But [the UC regents] said higher tuition is needed anyway because the funding, which applies only to UC's academic budget, equates to an increase of just 1.7 percent - the current rate of U.S. inflation. That's "far less than what's needed to meet student and university needs. And far less than the state's investment in UC only six years ago when we educated thousands fewer students."
The undergraduate tuition and fee increase would bring in $100 million each year, said Nathan Brostrom, UC's chief financial officer, who blamed inflation - including UC's growing pension needs and rising salaries - for the need to raise the price.
He also said the new money would help upgrade technology, repair aging infrastructure, enroll 5,000 more California residents, and ease crowded classrooms by allowing UC to hire more faculty.
"Our student-faculty ratio is much higher than you'd find at universities we often compete with," said Brostrom, adding that more and more students are demanding to enroll.
On the other hand, what's the argument against it? I guarantee it's more than just mo money (for the UC) mo problems (for the UC). First of all, Governor Jerry Brown promised increased funding contingent on tuition holding steady at the 2011–12 rate; increasing tuition risks losing this funding. Students—predictably—are against having to pay more, especially keeping in mind those students who are already struggling to make the necessary cheddar to stay enrolled.
Many are conflicted on the issue, understanding that the state of California is not adequately funding the system and—exacerbating the issues—increasing the salaries of UC employees.
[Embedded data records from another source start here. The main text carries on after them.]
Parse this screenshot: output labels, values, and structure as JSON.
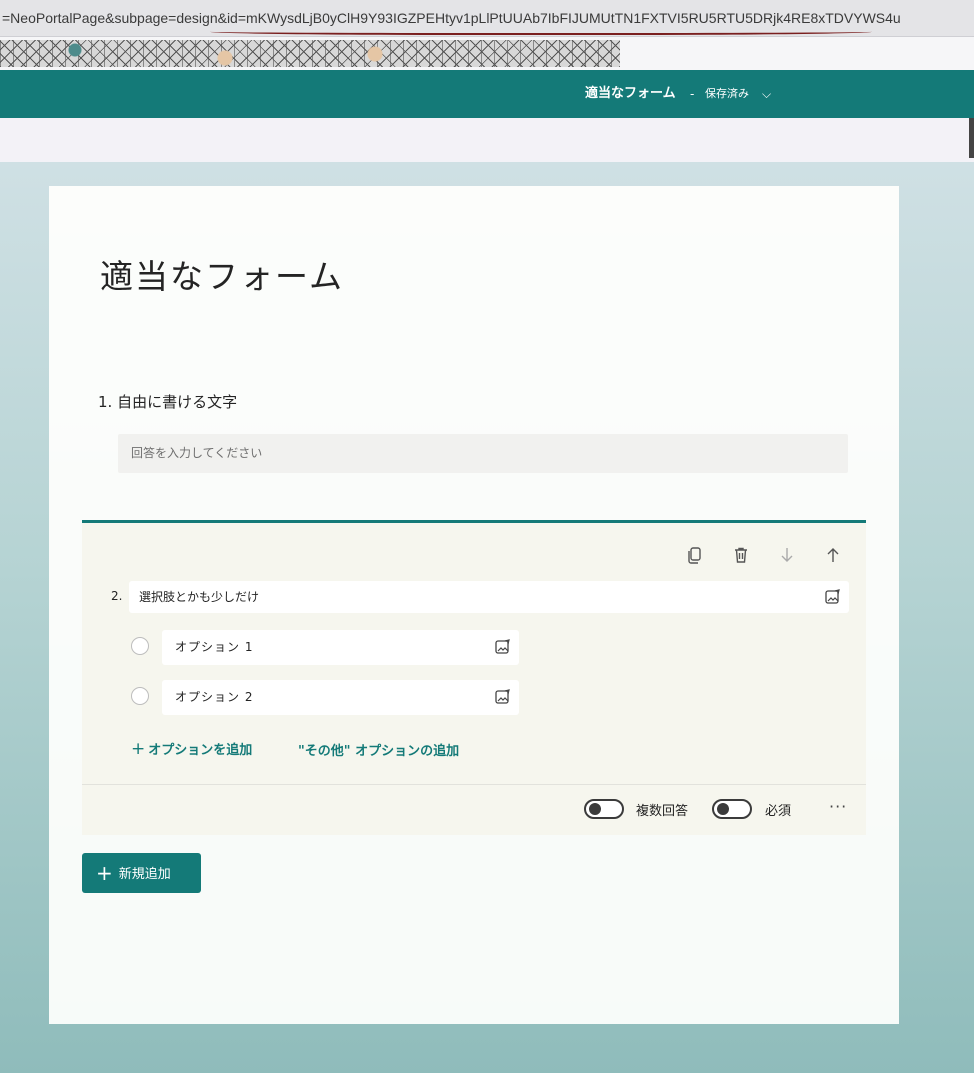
{
  "browser": {
    "url": "=NeoPortalPage&subpage=design&id=mKWysdLjB0yClH9Y93IGZPEHtyv1pLlPtUUAb7IbFIJUMUtTN1FXTVI5RU5RTU5DRjk4RE8xTDVYWS4u"
  },
  "header": {
    "form_name": "適当なフォーム",
    "separator": "-",
    "save_status": "保存済み",
    "chevron": "⌵",
    "brand_color": "#147a78"
  },
  "form": {
    "title": "適当なフォーム",
    "questions": [
      {
        "number": "1.",
        "title": "自由に書ける文字",
        "placeholder": "回答を入力してください"
      },
      {
        "number": "2.",
        "title": "選択肢とかも少しだけ",
        "options": [
          "オプション 1",
          "オプション 2"
        ],
        "add_option_label": "オプションを追加",
        "add_other_label": "\"その他\" オプションの追加",
        "multiple_answers_label": "複数回答",
        "required_label": "必須",
        "more_label": "···"
      }
    ]
  },
  "toolbar": {
    "icons": [
      "copy-icon",
      "delete-icon",
      "move-down-icon",
      "move-up-icon"
    ]
  },
  "add_new_button": {
    "label": "新規追加"
  }
}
I find this situation is a bit of a catch-22. Ideally, education should be made freely available to anyone who's interested and motivated. However, in the real world, goods and services often require money in order to be exchanged. the UC can't just supply elite education without paying professors or spending money to keep facilities and equipment up to date.